### [TASK TO CARRY OUT]
Below are the records; copy out every line that holds the word "domain".

-------- GIVEN INFORMATION --------

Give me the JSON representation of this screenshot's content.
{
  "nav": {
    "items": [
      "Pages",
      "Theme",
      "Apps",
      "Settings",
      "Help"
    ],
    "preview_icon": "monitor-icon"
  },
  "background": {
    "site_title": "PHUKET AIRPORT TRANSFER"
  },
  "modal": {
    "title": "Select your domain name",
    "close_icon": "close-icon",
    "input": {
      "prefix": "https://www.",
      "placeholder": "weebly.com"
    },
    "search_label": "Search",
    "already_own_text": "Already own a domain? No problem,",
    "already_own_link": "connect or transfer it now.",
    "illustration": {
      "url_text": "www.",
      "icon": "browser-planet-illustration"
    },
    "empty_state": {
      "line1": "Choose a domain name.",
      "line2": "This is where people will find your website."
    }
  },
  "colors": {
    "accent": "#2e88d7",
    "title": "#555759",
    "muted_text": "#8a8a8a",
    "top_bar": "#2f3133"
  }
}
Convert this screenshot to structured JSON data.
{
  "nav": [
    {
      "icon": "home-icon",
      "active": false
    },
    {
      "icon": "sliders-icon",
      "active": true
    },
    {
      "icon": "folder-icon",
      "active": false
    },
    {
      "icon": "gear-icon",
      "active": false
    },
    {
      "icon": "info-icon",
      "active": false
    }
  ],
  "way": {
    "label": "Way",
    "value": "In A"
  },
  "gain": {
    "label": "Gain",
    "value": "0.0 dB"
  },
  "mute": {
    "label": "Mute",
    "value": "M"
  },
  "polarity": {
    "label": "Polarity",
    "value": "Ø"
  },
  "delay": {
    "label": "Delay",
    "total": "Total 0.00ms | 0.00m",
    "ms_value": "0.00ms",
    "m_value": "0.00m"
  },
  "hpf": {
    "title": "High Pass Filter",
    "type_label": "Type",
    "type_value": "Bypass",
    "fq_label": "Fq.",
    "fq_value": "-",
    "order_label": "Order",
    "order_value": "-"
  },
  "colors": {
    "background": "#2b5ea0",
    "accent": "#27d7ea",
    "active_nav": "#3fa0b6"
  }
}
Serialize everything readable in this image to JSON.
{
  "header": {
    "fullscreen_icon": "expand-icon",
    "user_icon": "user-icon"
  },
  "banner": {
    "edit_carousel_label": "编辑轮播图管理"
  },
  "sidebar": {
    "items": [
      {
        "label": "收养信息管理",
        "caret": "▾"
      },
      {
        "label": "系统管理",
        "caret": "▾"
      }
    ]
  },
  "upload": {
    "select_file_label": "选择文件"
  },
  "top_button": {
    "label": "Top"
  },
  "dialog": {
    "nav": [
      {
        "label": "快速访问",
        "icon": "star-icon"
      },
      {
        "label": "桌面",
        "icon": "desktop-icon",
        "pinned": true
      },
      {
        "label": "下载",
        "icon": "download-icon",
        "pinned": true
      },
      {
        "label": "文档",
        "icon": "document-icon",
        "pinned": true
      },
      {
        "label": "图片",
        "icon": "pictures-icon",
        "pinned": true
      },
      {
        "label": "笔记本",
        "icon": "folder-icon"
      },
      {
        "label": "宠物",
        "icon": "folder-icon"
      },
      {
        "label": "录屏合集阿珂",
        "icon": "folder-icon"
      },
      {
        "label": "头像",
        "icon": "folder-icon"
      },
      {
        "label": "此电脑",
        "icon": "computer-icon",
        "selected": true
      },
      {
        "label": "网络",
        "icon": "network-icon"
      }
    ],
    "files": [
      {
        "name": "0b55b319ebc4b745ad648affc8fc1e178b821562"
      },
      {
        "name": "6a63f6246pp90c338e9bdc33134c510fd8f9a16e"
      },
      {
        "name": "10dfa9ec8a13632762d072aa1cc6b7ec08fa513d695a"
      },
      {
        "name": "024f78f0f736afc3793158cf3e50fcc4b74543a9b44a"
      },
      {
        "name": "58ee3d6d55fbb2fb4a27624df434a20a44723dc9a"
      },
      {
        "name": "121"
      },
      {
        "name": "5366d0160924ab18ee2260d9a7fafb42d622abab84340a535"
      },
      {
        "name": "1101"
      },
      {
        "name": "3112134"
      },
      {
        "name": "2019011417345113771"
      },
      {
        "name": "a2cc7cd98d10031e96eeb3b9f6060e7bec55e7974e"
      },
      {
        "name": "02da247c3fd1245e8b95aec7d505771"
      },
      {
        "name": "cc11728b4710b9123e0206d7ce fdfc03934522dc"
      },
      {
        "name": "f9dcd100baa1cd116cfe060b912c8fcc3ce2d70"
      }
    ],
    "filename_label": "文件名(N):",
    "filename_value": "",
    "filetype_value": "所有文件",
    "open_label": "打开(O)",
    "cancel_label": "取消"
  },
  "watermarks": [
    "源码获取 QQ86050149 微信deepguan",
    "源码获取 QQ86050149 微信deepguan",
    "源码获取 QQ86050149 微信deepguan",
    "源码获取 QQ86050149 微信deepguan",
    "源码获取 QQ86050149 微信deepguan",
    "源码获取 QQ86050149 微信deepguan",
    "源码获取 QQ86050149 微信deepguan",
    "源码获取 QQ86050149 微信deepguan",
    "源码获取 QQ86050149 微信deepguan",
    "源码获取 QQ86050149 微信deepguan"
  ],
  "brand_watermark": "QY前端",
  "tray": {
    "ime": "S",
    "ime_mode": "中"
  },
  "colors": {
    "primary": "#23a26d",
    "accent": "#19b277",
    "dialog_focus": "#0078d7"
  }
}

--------

### [YOUR RESPONSE]
    "title": "Select your domain name",
    "already_own_text": "Already own a domain? No problem,",
      "line1": "Choose a domain name.",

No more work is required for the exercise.